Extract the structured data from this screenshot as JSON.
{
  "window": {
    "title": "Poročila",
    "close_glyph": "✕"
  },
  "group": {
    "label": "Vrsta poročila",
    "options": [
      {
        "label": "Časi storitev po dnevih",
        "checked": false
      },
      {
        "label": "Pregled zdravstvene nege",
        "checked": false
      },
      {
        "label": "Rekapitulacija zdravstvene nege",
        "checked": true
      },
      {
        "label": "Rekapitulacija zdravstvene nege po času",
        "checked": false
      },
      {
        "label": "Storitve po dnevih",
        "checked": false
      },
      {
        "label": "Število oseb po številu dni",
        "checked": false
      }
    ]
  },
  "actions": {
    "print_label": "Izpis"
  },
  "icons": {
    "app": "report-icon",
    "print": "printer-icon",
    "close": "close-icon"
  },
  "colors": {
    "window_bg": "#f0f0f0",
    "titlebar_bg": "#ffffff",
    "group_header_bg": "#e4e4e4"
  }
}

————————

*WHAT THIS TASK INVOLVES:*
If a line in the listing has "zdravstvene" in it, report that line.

*YOUR SOLUTION:*
        "label": "Pregled zdravstvene nege",
        "label": "Rekapitulacija zdravstvene nege",
        "label": "Rekapitulacija zdravstvene nege po času",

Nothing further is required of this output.